It is notable that significant technical difficulties were encountered during method development for a recent study with decan-1-ol of adsorption/desorption (OECD 106, Wildlife 2015) using natural standard soils, in that it was not possible to detect sufficient substance and establish equilibrium in non-sterilised soil samples. During method development in preparation for this study, the laboratory reported that after equilibration with soils for 15-minute to 24-hour periods, decan-1-ol dosed into the test vessels was partly or completely transformed into a more polar product, which was clearly distinguishable from the starting material as clear and well separated peaks in the chromatograms. The rate of transformation depends on the soil type. Only after a very short (5-minute) equilibration the parent material remained intact (personal communication, 8 January 2015 from Wildlife International laboratory). Half-lives were not explicitly derived, but chromatograms presented would indicate the half-life of decan-1-ol in the soil test samples was approximately 30 min - 1 hour (silt loam soil); 1 - 2 hours (loamy sand), and 15 - 30 minutes (clay loam). In view of this, it is not technically feasible to attempt any further terrestrial toxicity testing and the absence of existing long-term study data is understandable.
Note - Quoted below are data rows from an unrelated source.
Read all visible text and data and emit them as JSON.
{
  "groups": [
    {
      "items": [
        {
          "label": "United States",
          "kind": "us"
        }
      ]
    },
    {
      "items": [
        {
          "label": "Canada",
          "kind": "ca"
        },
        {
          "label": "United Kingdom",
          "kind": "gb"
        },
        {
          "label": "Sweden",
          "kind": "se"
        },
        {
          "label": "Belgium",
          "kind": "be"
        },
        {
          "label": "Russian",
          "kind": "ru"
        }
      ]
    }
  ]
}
Toxicity to micro-organisms

The terrestrial chemical safety assessment has been conducted using the Equilibrium Partitioning method (EQPM). It is recognised that the aquatic PNEC used in the EQPM does not take into account any indicator for effects in aquatic microorganisms. However, analogous alcohols within the Category are very rapidly biodegradable and show no significant inhibitory effects on respiration of activated sludge or specific microbial strains relevant to WWTP, at or above the limit of solubility (based on inhibition tests and lack of toxicity in ready biodegradability test). A lack of toxicity to soil microbiota was suggested by a recent experimental finding associated with a recent study of adsorption/desorption (OECD 106, Wildlife International, 2015) using decan-1-ol. Significant technical difficulties were encountered during method development for this study using natural standard soils, in that it was not possible to detect sufficient substance and establish equilibrium in non-sterilised soil samples.Therefore it is unlikely that the PNECterrestrial based on aquatic ecotoxicity test results would not be protective for terrestrial microorganisms. The chemical safety assessment using EQPM does not suggest any unacceptable risks for the terrestrial compartment.

Therefore, further toxicity testing with terrestrial microorganisms does not need to be conducted.

Toxicity to birds

In accordance with Column 2 of REACH Annex X, studies on long-term or reproductive toxicity to birds (required in section 9.6.1) do not need to be conducted due to the availability of relevant existing data.